Collection entries
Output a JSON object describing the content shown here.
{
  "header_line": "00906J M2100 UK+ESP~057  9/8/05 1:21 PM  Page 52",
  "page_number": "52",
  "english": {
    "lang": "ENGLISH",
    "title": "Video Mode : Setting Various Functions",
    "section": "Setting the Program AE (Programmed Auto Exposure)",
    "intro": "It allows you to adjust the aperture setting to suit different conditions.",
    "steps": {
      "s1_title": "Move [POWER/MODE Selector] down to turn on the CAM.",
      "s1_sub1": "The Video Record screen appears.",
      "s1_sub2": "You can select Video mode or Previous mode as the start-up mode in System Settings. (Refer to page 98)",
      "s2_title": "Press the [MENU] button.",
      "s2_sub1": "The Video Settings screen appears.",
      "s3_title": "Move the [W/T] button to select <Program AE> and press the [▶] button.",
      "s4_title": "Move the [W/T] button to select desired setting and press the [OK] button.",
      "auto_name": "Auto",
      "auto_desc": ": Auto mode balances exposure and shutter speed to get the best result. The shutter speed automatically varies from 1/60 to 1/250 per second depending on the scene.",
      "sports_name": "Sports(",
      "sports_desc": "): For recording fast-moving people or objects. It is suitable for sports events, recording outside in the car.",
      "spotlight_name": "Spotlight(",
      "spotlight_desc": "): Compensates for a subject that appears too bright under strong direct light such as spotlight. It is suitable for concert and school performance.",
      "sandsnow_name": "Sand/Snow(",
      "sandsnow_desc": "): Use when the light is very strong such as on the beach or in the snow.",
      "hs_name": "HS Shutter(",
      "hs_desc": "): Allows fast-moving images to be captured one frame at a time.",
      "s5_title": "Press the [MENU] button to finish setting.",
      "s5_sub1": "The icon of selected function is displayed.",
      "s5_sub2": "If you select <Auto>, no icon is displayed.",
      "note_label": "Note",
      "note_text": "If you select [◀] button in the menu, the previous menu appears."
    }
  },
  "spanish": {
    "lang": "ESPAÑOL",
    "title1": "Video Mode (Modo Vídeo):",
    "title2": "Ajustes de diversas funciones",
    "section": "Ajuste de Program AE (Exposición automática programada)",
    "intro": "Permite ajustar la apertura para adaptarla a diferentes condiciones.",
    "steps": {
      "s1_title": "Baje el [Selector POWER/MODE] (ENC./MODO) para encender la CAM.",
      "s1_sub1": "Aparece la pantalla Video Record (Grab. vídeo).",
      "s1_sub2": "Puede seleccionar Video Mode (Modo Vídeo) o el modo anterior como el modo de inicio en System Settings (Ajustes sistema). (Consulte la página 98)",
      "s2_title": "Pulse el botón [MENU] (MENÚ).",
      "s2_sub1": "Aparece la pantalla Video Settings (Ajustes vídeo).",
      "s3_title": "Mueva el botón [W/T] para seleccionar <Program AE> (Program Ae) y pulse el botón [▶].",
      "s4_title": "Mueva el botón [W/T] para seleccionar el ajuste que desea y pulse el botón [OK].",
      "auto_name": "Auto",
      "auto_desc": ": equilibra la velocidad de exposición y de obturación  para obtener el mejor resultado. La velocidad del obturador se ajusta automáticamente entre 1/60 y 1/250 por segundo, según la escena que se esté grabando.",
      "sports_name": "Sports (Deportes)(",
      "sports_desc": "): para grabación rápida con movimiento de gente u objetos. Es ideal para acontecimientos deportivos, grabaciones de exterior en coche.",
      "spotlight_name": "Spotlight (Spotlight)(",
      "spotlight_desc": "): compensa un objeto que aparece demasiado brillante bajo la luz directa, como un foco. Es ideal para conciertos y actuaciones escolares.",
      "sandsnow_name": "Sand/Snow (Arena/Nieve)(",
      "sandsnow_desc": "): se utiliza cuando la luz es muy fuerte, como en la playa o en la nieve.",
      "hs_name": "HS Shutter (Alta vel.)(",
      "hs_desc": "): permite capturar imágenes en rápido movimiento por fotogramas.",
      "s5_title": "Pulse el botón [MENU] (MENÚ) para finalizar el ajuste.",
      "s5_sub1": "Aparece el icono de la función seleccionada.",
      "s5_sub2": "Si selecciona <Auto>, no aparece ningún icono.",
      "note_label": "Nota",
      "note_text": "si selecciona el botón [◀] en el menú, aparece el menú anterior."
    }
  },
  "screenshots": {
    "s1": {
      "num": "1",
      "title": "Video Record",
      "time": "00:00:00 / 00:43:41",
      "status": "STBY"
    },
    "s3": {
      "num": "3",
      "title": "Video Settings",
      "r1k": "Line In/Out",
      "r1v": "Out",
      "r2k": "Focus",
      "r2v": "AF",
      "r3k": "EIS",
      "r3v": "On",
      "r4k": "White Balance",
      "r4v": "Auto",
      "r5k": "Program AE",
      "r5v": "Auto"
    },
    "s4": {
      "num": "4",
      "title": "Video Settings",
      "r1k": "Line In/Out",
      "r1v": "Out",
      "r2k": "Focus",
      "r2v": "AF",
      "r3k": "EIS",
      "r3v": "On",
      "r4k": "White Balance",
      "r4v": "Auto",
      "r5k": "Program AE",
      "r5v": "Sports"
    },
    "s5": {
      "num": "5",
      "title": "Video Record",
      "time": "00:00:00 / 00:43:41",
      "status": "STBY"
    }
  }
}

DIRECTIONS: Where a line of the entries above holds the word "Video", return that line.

EXERCISE RESPONSE:
    "title": "Video Mode : Setting Various Functions",
      "s1_sub1": "The Video Record screen appears.",
      "s1_sub2": "You can select Video mode or Previous mode as the start-up mode in System Settings. (Refer to page 98)",
      "s2_sub1": "The Video Settings screen appears.",
    "title1": "Video Mode (Modo Vídeo):",
      "s1_sub1": "Aparece la pantalla Video Record (Grab. vídeo).",
      "s1_sub2": "Puede seleccionar Video Mode (Modo Vídeo) o el modo anterior como el modo de inicio en System Settings (Ajustes sistema). (Consulte la página 98)",
      "s2_sub1": "Aparece la pantalla Video Settings (Ajustes vídeo).",
      "title": "Video Record",
      "title": "Video Settings",
      "title": "Video Settings",
      "title": "Video Record",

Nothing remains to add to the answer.